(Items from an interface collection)

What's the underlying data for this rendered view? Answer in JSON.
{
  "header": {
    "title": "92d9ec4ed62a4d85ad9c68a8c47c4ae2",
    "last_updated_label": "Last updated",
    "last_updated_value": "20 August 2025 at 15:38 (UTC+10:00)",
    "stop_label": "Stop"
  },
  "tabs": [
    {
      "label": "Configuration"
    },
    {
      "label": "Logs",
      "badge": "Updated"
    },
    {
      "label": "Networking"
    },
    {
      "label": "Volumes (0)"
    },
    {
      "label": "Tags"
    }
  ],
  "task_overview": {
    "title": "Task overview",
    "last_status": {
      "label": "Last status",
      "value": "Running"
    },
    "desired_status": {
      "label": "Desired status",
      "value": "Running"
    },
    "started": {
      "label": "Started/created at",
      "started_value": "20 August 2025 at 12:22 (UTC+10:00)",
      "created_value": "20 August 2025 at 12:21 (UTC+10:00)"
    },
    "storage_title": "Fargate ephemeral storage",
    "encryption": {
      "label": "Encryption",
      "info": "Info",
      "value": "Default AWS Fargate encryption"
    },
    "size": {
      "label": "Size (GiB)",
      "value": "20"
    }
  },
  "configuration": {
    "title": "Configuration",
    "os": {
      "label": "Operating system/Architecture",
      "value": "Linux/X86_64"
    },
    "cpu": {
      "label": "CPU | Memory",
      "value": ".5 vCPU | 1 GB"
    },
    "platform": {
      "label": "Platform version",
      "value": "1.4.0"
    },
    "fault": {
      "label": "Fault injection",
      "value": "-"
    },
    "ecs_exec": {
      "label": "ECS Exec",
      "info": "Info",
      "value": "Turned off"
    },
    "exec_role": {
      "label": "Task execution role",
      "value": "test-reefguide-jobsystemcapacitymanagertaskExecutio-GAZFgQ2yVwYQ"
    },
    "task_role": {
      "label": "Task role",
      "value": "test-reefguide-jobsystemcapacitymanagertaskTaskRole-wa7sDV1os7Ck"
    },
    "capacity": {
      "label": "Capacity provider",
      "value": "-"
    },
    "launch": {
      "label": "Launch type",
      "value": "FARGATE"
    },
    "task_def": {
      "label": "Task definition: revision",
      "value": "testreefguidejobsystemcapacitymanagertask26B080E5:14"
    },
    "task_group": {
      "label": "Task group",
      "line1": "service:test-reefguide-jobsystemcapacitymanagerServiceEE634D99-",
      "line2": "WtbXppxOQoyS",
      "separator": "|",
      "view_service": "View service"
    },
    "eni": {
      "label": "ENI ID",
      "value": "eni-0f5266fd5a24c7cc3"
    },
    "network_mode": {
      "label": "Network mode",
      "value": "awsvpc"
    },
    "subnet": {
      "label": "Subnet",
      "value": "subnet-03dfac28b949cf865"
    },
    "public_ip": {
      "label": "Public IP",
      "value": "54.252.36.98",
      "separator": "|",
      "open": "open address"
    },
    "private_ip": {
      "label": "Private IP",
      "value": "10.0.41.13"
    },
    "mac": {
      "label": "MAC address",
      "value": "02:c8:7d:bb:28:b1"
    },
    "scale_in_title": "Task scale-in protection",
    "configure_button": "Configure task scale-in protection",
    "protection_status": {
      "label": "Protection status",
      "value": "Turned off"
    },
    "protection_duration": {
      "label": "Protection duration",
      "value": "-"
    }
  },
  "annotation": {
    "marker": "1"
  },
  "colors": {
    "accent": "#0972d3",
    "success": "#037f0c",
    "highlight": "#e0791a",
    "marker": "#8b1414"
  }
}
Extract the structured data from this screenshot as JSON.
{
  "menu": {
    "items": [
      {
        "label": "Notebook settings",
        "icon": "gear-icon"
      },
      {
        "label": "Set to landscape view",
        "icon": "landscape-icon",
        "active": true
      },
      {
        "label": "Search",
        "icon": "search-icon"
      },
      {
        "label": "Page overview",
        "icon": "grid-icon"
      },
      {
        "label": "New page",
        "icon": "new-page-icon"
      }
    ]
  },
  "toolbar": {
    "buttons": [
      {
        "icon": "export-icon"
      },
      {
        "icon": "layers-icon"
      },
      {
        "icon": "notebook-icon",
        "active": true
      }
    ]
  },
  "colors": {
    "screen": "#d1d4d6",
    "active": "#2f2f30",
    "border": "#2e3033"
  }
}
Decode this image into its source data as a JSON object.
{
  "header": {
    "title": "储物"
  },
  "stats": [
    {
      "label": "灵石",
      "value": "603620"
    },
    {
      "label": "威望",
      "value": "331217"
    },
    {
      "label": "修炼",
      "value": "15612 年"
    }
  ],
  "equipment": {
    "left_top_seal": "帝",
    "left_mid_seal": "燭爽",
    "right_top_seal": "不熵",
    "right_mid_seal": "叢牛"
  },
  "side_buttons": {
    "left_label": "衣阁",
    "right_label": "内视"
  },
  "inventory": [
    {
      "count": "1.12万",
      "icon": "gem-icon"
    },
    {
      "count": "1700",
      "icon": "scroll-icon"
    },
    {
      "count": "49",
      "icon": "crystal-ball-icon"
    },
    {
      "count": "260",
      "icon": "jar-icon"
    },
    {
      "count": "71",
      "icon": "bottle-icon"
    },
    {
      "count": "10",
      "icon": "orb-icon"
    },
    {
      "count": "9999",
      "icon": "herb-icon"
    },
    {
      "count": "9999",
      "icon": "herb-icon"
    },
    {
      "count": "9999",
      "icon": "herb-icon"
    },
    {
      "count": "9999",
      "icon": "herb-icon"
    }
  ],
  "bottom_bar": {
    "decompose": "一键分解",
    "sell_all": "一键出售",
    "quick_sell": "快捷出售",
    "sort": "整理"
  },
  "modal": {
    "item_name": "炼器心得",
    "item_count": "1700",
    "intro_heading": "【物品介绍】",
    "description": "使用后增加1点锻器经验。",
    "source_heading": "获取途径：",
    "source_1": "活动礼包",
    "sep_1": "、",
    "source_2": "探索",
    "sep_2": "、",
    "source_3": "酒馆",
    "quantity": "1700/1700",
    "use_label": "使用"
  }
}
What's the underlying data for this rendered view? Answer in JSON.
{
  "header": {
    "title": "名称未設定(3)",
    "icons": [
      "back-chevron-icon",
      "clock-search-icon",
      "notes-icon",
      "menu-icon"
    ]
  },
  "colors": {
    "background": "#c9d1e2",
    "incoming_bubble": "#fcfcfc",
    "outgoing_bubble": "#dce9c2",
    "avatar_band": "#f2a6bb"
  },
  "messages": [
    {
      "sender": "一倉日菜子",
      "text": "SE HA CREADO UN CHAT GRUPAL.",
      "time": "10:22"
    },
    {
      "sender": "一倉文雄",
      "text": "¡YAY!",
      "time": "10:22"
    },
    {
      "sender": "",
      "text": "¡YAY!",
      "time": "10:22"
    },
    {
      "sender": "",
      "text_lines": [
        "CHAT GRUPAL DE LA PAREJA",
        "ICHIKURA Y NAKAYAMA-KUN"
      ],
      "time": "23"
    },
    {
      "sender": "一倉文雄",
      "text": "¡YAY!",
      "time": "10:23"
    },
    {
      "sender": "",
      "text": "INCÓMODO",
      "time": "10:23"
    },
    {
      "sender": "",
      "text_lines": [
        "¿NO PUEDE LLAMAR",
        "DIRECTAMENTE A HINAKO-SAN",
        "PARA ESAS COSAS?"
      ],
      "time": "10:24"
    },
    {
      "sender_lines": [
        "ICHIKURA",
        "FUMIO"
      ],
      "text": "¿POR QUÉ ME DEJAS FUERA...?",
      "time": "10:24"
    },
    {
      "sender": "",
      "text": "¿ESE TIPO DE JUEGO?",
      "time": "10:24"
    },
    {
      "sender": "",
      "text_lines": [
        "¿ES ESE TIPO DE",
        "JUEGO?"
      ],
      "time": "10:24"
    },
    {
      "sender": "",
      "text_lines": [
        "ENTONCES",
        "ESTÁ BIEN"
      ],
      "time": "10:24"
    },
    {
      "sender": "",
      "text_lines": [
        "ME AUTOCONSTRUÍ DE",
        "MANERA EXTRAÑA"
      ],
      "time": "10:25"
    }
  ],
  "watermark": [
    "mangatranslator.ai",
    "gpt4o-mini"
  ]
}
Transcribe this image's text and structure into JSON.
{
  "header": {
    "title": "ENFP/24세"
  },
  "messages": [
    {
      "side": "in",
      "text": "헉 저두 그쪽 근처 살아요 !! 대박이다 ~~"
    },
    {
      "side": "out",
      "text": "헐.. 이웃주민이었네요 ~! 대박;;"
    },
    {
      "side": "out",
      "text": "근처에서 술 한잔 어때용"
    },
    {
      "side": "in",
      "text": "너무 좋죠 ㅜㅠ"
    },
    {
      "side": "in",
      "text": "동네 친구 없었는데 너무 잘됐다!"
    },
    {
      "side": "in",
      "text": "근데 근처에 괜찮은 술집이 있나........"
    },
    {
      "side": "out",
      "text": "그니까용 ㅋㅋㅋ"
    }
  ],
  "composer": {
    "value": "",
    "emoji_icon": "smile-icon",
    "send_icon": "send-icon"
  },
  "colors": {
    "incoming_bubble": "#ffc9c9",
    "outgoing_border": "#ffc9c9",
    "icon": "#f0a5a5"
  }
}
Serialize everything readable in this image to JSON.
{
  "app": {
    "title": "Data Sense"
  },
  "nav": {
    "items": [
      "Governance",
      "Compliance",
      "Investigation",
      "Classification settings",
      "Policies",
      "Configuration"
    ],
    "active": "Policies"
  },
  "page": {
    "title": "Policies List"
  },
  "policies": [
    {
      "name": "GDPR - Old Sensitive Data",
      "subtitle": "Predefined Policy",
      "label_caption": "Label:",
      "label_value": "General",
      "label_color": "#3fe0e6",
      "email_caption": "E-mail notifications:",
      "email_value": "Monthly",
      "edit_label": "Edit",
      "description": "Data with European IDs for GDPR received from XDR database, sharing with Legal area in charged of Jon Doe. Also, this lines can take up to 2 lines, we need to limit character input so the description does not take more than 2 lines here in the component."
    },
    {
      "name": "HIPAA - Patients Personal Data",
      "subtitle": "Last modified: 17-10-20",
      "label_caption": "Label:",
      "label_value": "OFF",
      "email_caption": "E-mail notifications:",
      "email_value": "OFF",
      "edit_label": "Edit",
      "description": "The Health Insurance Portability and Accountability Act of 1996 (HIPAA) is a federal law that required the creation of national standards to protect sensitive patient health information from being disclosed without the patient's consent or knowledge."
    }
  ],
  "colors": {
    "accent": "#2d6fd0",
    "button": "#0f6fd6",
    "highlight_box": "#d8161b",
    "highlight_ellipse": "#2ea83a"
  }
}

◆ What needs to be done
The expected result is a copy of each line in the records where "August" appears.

◆ Response box
    "last_updated_value": "20 August 2025 at 15:38 (UTC+10:00)",
      "started_value": "20 August 2025 at 12:22 (UTC+10:00)",
      "created_value": "20 August 2025 at 12:21 (UTC+10:00)"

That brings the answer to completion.